employed 252 workers in the Mining sector. Agriculture, Forestry, Fishing & Hunting, (869) was the only other
sector to report employment figures less than a thousand.
A total of over $18.5
billion in wages was paid in 2005, an increase of $577 million (+3.2%) from
2004. The average annual private
sector wage was $37,064, an increase of $1,105 (+3.1%) from the $35,959 earned
in 2004. The average weekly wage
in the private sector increased $21 from 2004, to $713 in 2005.
Employees in the Management
of Companies & Enterprises sector earned an average of $84,573 in 2005,
reflecting the largest annual private sector wage increase of $6,189 (+7.9%)
from the $78,384 earned in 2004. This sector also represented the largest annual wage increase on a
The Wholesale Trade
workforce was also a recipient of a significant annual wage increase. Wages in this sector were up $2,725 (+5.3%) from 2004 earnings. The Electronic Markets & Agents & Brokers sub-sector
experienced a $5,554 (+8.1%) increase from last year, followed by the Merchant

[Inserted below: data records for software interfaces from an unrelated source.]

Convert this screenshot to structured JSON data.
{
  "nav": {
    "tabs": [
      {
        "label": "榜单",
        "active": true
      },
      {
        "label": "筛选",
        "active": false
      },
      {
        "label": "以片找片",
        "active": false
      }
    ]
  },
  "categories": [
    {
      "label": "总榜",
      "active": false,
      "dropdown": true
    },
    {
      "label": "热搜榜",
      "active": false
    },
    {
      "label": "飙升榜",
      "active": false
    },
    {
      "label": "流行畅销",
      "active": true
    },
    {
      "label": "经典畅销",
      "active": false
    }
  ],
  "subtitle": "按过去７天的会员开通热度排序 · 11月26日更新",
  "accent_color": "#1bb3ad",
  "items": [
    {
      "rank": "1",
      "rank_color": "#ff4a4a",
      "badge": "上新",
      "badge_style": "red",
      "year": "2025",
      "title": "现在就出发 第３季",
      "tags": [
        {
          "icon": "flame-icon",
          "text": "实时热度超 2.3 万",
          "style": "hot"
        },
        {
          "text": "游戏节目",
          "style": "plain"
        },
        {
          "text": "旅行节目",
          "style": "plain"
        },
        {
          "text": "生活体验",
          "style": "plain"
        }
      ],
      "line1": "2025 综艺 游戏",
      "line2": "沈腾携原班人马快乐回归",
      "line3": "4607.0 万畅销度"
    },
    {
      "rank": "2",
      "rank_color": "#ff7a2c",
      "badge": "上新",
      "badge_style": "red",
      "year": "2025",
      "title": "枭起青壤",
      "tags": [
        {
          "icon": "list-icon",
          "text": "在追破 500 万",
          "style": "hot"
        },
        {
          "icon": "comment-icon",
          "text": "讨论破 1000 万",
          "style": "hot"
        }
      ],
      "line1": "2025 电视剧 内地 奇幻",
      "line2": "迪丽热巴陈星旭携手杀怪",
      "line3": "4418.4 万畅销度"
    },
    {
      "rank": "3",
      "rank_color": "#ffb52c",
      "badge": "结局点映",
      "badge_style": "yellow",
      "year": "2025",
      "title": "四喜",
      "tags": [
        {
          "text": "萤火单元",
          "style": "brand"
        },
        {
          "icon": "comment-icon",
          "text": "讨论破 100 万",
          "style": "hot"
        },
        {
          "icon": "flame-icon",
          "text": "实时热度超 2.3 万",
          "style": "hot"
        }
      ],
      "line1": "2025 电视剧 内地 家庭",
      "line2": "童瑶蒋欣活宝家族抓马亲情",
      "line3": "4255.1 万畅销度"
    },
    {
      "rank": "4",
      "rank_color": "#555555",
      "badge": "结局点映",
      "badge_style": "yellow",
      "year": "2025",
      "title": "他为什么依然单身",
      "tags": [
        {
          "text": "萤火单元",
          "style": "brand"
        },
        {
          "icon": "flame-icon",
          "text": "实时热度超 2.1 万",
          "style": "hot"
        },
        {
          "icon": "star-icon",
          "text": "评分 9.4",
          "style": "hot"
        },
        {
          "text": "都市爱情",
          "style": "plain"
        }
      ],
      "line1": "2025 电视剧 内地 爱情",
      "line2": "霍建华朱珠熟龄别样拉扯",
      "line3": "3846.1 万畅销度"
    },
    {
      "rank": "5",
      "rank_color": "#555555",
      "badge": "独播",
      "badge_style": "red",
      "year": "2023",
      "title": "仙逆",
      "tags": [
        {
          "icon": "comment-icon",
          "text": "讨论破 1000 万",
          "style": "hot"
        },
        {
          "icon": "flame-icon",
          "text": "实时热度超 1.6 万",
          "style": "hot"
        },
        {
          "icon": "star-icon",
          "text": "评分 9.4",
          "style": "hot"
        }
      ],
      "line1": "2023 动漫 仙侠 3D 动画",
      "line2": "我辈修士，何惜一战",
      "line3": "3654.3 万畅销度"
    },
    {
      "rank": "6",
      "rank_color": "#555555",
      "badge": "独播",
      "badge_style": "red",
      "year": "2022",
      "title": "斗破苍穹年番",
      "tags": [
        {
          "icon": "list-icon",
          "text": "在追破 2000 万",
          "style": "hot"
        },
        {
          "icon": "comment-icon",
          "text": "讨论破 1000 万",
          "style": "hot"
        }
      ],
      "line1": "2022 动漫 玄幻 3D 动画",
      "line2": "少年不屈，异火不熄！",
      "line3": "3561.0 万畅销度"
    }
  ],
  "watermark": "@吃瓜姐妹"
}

Wholesalers, Durable Goods (+$2,290) sub-sector.
The Information (+$2,197),
Education (+$1,313) and Administrative & Waste Services (+$1,273) sectors
also reported sizable annual wage gains.
Agriculture, Fishing &
Hunting (-$1,830) and Mining (-$1,279) were the only two private sectors to
experience an annual wage decline.
In private sector, ten
sectors reported earnings above the 2005 average annual wage of $37,064.
As mentioned earlier, Management of Companies & Enterprise employees
earned over $84,000 in 2005, making them the highest paid private sector
workers in Rhode Island. This sector accounted for
4.8 percent of the state’s total private wages, while representing only 2.1
percent of the state’s total private employment.
Utilities workers earned
$66,439, the second highest annual wage in 2005. Other sectors to earn over fifty-thousand dollars include the
Information ($61,433), Finance & Insurance ($56,611), Professional &
Technical Services ($54,734) and Wholesale Trade ($54,347) sectors.
The remaining sectors
earning above the average annual wage in the private sector were the
Construction ($44,792), Mining ($43,401), Manufacturing ($41,745) and
Education ($39,088) sectors.
Accommodation & Food
Services ($14,729) and Arts, Entertainment & Recreation ($21,062) reported
the lowest annual wage, reflecting the seasonal and part-time nature of these